**Assignment:** The full set of entries below is to be returned unchanged.

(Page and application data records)
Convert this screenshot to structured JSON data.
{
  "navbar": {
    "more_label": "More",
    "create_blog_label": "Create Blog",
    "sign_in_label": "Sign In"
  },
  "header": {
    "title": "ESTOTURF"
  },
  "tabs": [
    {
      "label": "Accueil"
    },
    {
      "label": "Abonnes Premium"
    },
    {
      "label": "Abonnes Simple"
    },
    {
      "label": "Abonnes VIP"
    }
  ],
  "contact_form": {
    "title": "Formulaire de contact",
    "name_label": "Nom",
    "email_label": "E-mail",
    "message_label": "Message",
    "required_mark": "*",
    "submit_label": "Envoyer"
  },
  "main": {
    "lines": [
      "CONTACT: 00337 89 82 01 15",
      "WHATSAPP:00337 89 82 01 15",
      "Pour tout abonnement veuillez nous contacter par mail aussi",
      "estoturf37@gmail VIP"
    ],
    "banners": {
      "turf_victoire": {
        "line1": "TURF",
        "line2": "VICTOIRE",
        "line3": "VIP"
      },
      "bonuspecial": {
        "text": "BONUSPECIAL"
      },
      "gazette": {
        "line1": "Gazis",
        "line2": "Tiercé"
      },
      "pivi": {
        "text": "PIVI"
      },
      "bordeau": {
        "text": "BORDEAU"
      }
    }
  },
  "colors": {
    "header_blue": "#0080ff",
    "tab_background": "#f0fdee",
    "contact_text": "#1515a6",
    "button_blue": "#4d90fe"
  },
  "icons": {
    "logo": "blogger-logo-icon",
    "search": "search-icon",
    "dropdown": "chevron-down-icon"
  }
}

**Result:**
Convert this screenshot to structured JSON data.
{
  "navbar": {
    "more_label": "More",
    "create_blog_label": "Create Blog",
    "sign_in_label": "Sign In"
  },
  "header": {
    "title": "ESTOTURF"
  },
  "tabs": [
    {
      "label": "Accueil"
    },
    {
      "label": "Abonnes Premium"
    },
    {
      "label": "Abonnes Simple"
    },
    {
      "label": "Abonnes VIP"
    }
  ],
  "contact_form": {
    "title": "Formulaire de contact",
    "name_label": "Nom",
    "email_label": "E-mail",
    "message_label": "Message",
    "required_mark": "*",
    "submit_label": "Envoyer"
  },
  "main": {
    "lines": [
      "CONTACT: 00337 89 82 01 15",
      "WHATSAPP:00337 89 82 01 15",
      "Pour tout abonnement veuillez nous contacter par mail aussi",
      "estoturf37@gmail VIP"
    ],
    "banners": {
      "turf_victoire": {
        "line1": "TURF",
        "line2": "VICTOIRE",
        "line3": "VIP"
      },
      "bonuspecial": {
        "text": "BONUSPECIAL"
      },
      "gazette": {
        "line1": "Gazis",
        "line2": "Tiercé"
      },
      "pivi": {
        "text": "PIVI"
      },
      "bordeau": {
        "text": "BORDEAU"
      }
    }
  },
  "colors": {
    "header_blue": "#0080ff",
    "tab_background": "#f0fdee",
    "contact_text": "#1515a6",
    "button_blue": "#4d90fe"
  },
  "icons": {
    "logo": "blogger-logo-icon",
    "search": "search-icon",
    "dropdown": "chevron-down-icon"
  }
}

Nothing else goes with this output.